A facilitated IEP is an IEP team meeting where a non-biased, impartial facilitator assists with the meeting process. Facilitation is not mediation, nor does using a facilitator forfeit your right to dispute resolution. FIEP is a tool to assist with conflict and disagreements directly related to the IEP, it is a model for effective communication and collaboration strategies, and most importantly, FIEP helps re-direct the conversation back to the needs of the individual child. Fostering a safe environment for idea exchange and for the voice of every team member to be heard by reducing any perceived or real imbalance of power is central to the role of a facilitator. Of the many benefits to parents, a facilitator will lead pre-meetings with families to establish a meeting agenda, develop meeting norms as a proactive way to promote positive behavior, write down off-topic issues during the meeting so that the team can revisit them later, and use a centralized location (flip chart, projector, etc.) to visually chart the order of the meeting, meeting discussion items, and solution-oriented thinking.
Sometimes parents can feel outnumbered in an IEP meeting and may even have a sense that they are excluded from critical decisions regarding their child’s program, supports, and services.
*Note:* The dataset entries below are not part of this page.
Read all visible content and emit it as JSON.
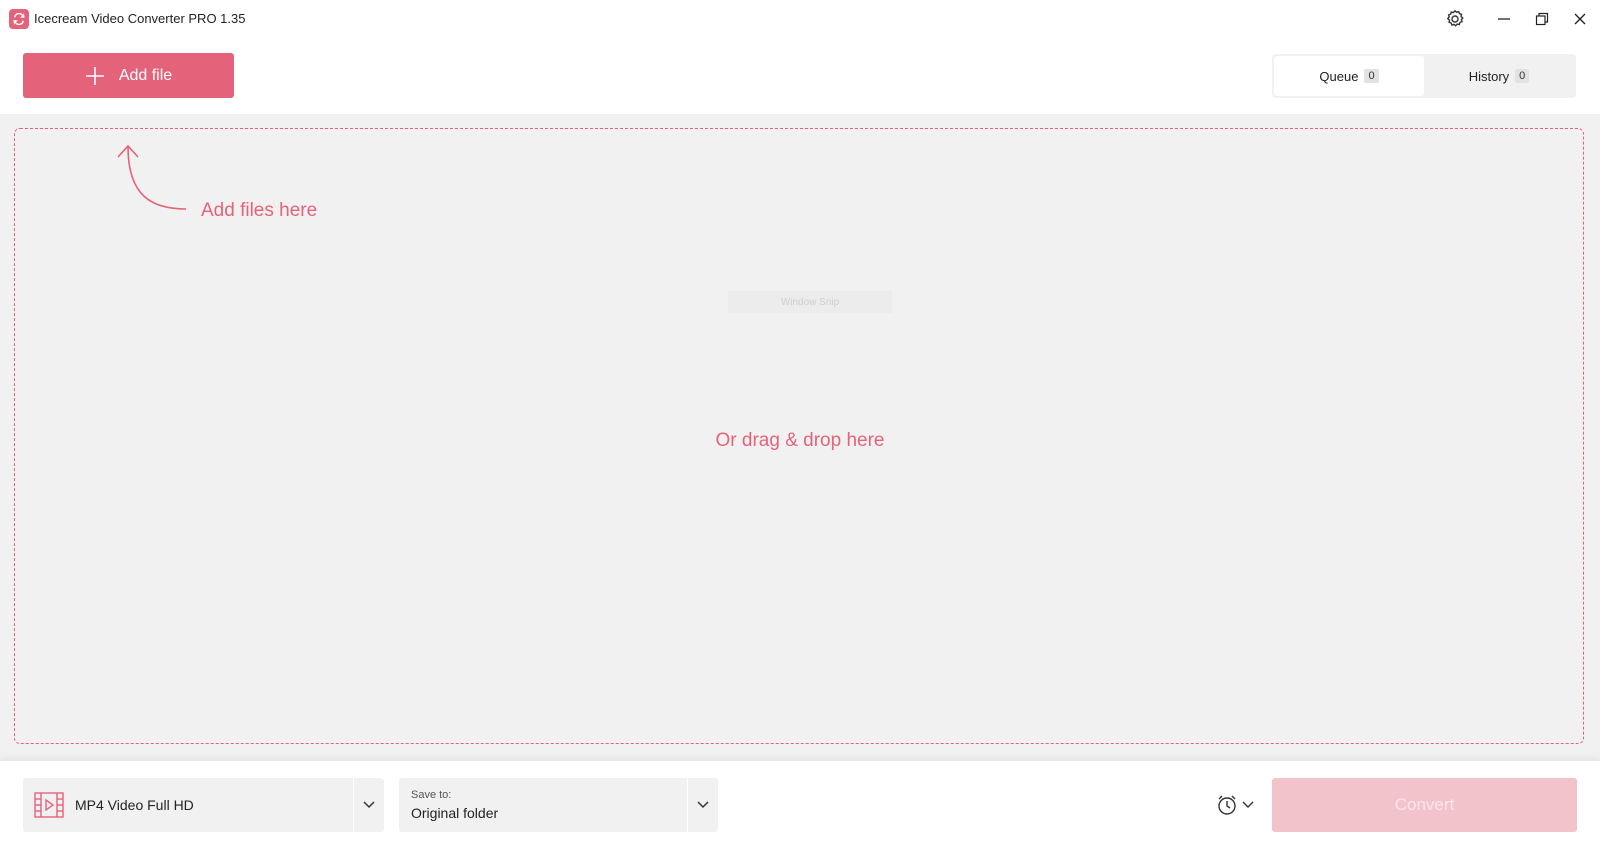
{
  "window": {
    "title": "Icecream Video Converter PRO 1.35",
    "icons": [
      "app-logo-icon",
      "settings-gear-icon",
      "minimize-icon",
      "restore-icon",
      "close-icon"
    ]
  },
  "toolbar": {
    "add_file_label": "Add file",
    "tabs": [
      {
        "label": "Queue",
        "count": "0",
        "active": true
      },
      {
        "label": "History",
        "count": "0",
        "active": false
      }
    ]
  },
  "dropzone": {
    "hint_add": "Add files here",
    "hint_drag": "Or drag & drop here",
    "snip_overlay": "Window Snip"
  },
  "footer": {
    "format_label": "MP4 Video Full HD",
    "save_to_caption": "Save to:",
    "save_to_value": "Original folder",
    "convert_label": "Convert"
  },
  "colors": {
    "accent": "#e5637a",
    "convert_disabled": "#f3c3cc",
    "background": "#f1f1f1"
  }
}
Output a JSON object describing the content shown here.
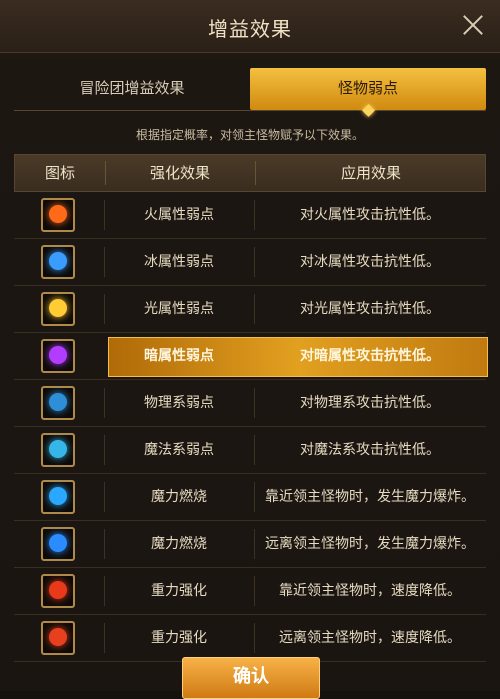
{
  "dialog": {
    "title": "增益效果"
  },
  "tabs": [
    {
      "label": "冒险团增益效果",
      "active": false
    },
    {
      "label": "怪物弱点",
      "active": true
    }
  ],
  "description": "根据指定概率，对领主怪物赋予以下效果。",
  "table": {
    "headers": [
      "图标",
      "强化效果",
      "应用效果"
    ],
    "rows": [
      {
        "icon": "fire-weakness-icon",
        "color": "#ff6a1a",
        "effect": "火属性弱点",
        "applied": "对火属性攻击抗性低。",
        "highlight": false
      },
      {
        "icon": "ice-weakness-icon",
        "color": "#3a9cff",
        "effect": "冰属性弱点",
        "applied": "对冰属性攻击抗性低。",
        "highlight": false
      },
      {
        "icon": "light-weakness-icon",
        "color": "#ffcc33",
        "effect": "光属性弱点",
        "applied": "对光属性攻击抗性低。",
        "highlight": false
      },
      {
        "icon": "dark-weakness-icon",
        "color": "#b23cff",
        "effect": "暗属性弱点",
        "applied": "对暗属性攻击抗性低。",
        "highlight": true
      },
      {
        "icon": "physical-weakness-icon",
        "color": "#2e8ed8",
        "effect": "物理系弱点",
        "applied": "对物理系攻击抗性低。",
        "highlight": false
      },
      {
        "icon": "magic-weakness-icon",
        "color": "#36b6e8",
        "effect": "魔法系弱点",
        "applied": "对魔法系攻击抗性低。",
        "highlight": false
      },
      {
        "icon": "mana-burn-near-icon",
        "color": "#2aa8ff",
        "effect": "魔力燃烧",
        "applied": "靠近领主怪物时，发生魔力爆炸。",
        "highlight": false
      },
      {
        "icon": "mana-burn-far-icon",
        "color": "#2a8cff",
        "effect": "魔力燃烧",
        "applied": "远离领主怪物时，发生魔力爆炸。",
        "highlight": false
      },
      {
        "icon": "gravity-near-icon",
        "color": "#e83a1a",
        "effect": "重力强化",
        "applied": "靠近领主怪物时，速度降低。",
        "highlight": false
      },
      {
        "icon": "gravity-far-icon",
        "color": "#e8401e",
        "effect": "重力强化",
        "applied": "远离领主怪物时，速度降低。",
        "highlight": false
      }
    ]
  },
  "confirm_label": "确认"
}
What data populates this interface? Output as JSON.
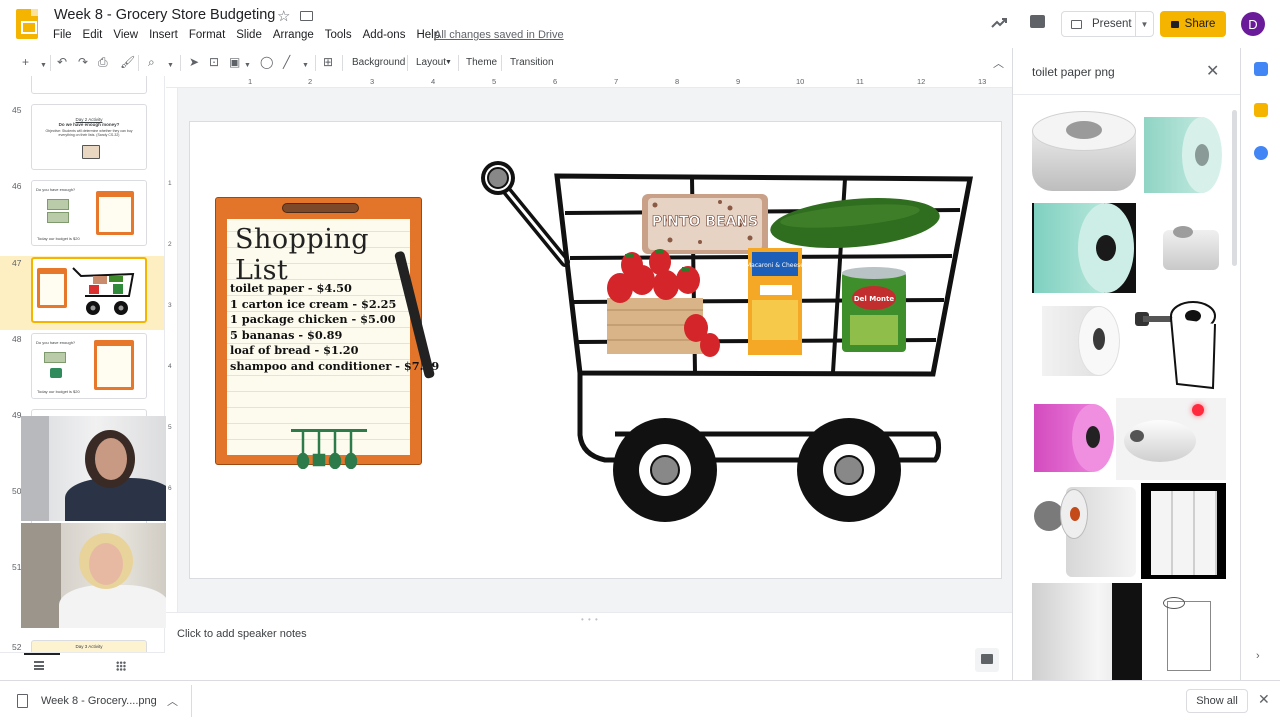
{
  "doc": {
    "title": "Week 8 - Grocery Store Budgeting",
    "saved_status": "All changes saved in Drive",
    "menus": [
      "File",
      "Edit",
      "View",
      "Insert",
      "Format",
      "Slide",
      "Arrange",
      "Tools",
      "Add-ons",
      "Help"
    ]
  },
  "header": {
    "present_label": "Present",
    "share_label": "Share",
    "avatar_letter": "D"
  },
  "toolbar": {
    "background_label": "Background",
    "layout_label": "Layout",
    "theme_label": "Theme",
    "transition_label": "Transition"
  },
  "ruler": {
    "top": [
      "1",
      "2",
      "3",
      "4",
      "5",
      "6",
      "7",
      "8",
      "9",
      "10",
      "11",
      "12",
      "13"
    ],
    "left": [
      "1",
      "2",
      "3",
      "4",
      "5",
      "6"
    ]
  },
  "filmstrip": {
    "slide_numbers": [
      "45",
      "46",
      "47",
      "48",
      "49",
      "50",
      "51",
      "52"
    ],
    "thumb45": {
      "title": "Day 2 Activity",
      "subtitle": "Do we have enough money?",
      "objective": "Objective: Students will determine whether they can buy everything on their lists. (Sandy CS-32)"
    },
    "thumb46": {
      "caption": "Do you have enough?",
      "footer": "Today our budget is $20"
    },
    "thumb48": {
      "caption": "Do you have enough?",
      "footer": "Today our budget is $20"
    },
    "thumb52": {
      "title": "Day 3 Activity"
    }
  },
  "slide": {
    "list_title": "Shopping List",
    "list_items": [
      "toilet paper - $4.50",
      "1 carton ice cream - $2.25",
      "1 package chicken - $5.00",
      "5 bananas - $0.89",
      "loaf of bread - $1.20",
      "shampoo and conditioner - $7.29"
    ],
    "beans_label": "PINTO BEANS",
    "mac_label": "Macaroni & Cheese",
    "can_label": "Del Monte"
  },
  "notes": {
    "placeholder": "Click to add speaker notes"
  },
  "side_panel": {
    "query": "toilet paper png",
    "result_count": 12
  },
  "download": {
    "file_name": "Week 8 - Grocery....png",
    "show_all_label": "Show all"
  },
  "colors": {
    "brand_yellow": "#f4b400",
    "avatar": "#6a1b9a",
    "clipboard_orange": "#e3752a",
    "selected_thumb_bg": "#feefc3"
  }
}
The facilitated IEP is intended to lessen these stressors and keep the discussion exactly where it needs to be, on meeting the needs of the individual child. To find out more please visit: https://www.nj.gov/education/specialed/iep/facilitated/